Many of you have read of the Roubo bookstand featured recently in Popular Woodworking and related blogs. For those that have not, it’s an ingenious design that folds out into an “X” configuration, but is crafted from a single piece of wood. Even though I have no need for such a bookstand, it was an intriguing concept and a challenge. I decided to try it for myself and blog about it, even though others have done so. Each person brings his own viewpoint to a project, and emphasizes details that others might skip. It’s easy for experienced woodworkers to assume that unmentioned steps are implicit, even to the less experienced. Perhaps some of my details will be helpful to those that are interested in giving this project a try.
The article that started it all was by Roy Underhill in the February, 2011 issue of Popular Woodworking magazine. Later blog articles and video by Christopher Schwarz expanded on Roy’s article and provided a simplified method of making the joint. He also provided a full-sized pattern derived from the drawing from Roubo’s text. I decided on a blended approach, and added a procedural twist of my own. I also decided to make the piece using only hand tools.
As usual, I started changing things right off the bat. The original design seemed a little narrow to me. True, it was perfectly sized for books in the 6”x9” range, but seemed a bit undersized for larger books. Also, the piece of red oak I was planning to use was 10½” wide and, since I didn’t really want to rip it down, I decided that the width was perfect. This being the case, the first step was to cut a piece to length, and true up the ends on the shooting board. I had printed out a full-size version of Schwarz’s pattern, and made mine a bit longer for good measure.
My decision to make the bookstand wider than the pattern required a redraw of the decorative edging at the top and bottom, so I grabbed a couple of french curves and made a pair of patterns in the new width. (Side note: It’s always a good idea to keep a stack of old file folders or cereal boxes handy in the shop, as these can’t be beat for short-term-use patterns.) I decided to wait to saw them out until all of the other layout had been done and the joints cut, and I was ready to split the pieces.
Schwarz uses a different hinge design than Roubo, and it greatly simplifies the layout and cutting, although it loses something in asthetics. It’s easier to watch his method than to try to explain it, so you can find it here. Since my version was wider, I used dividers to lay out seven joint sections rather than the specified five. When you do this, be SURE to mark the waste correctly on the opposite sides of the board.
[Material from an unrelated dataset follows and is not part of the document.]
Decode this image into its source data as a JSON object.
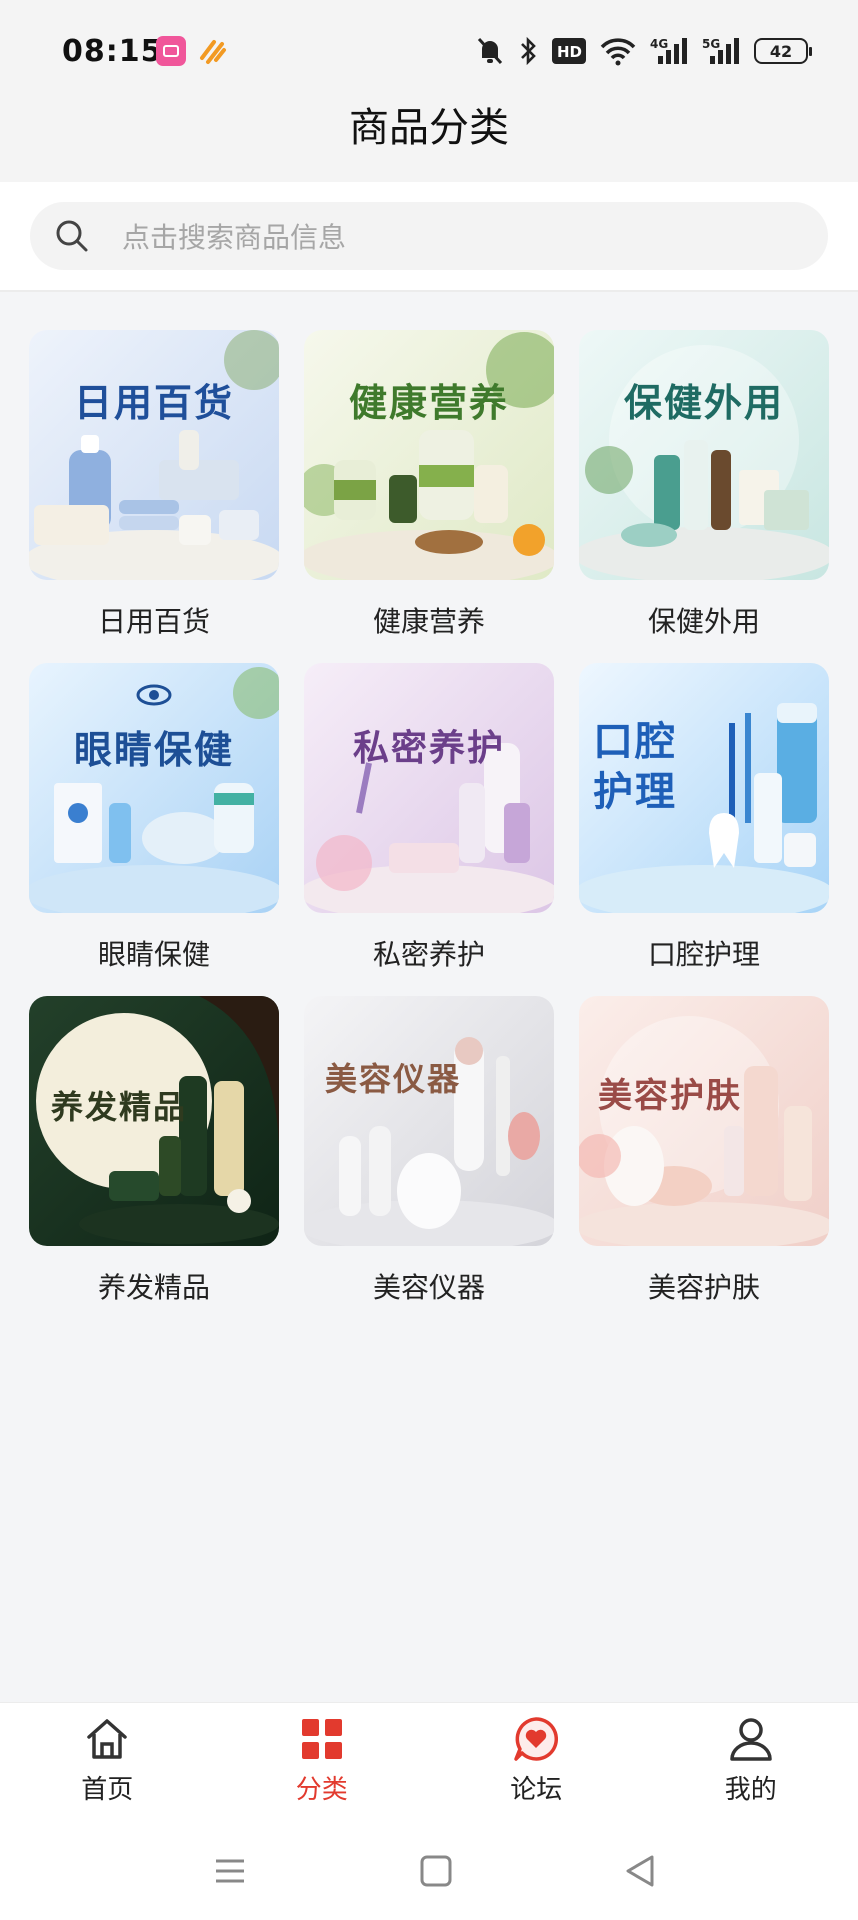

If the waste is UP on one side, it must be DOWN on the reverse. An error here ruins everything.
Now, I had to saw out the lines between the joint segments. Since I was using a #13 scrollsaw blade, I was able to get by with a 1/16” drill bit for the pilot holes. If I had used a smaller blade, I could theoretically have drilled a less-noticeable hole, but sawing would have been more difficult – there are trade-offs in everything. Underhill used a modified coping saw blade, and Schwarz used a scrollsaw blade, both barehanded. Since I had a deep-throat fretsaw frame, my life was made considerably easier. As you can see, the frame reaches all the way over the bottom of the blank, making sawing much easier and more accurate. Confession time here: I was so nose-deep in the instructions that I forgot I had the saw frame. As I was sawing the first slot, struggling with the bare blade, I happened to glance up to where the deep fretsaw frame was hanging in the french rack at the back edge of the bench. That’s right – LITERALLY under my nose! How embarrasing! (I hope no one finds out…)
We’ll leave off here, and pick up the story next time.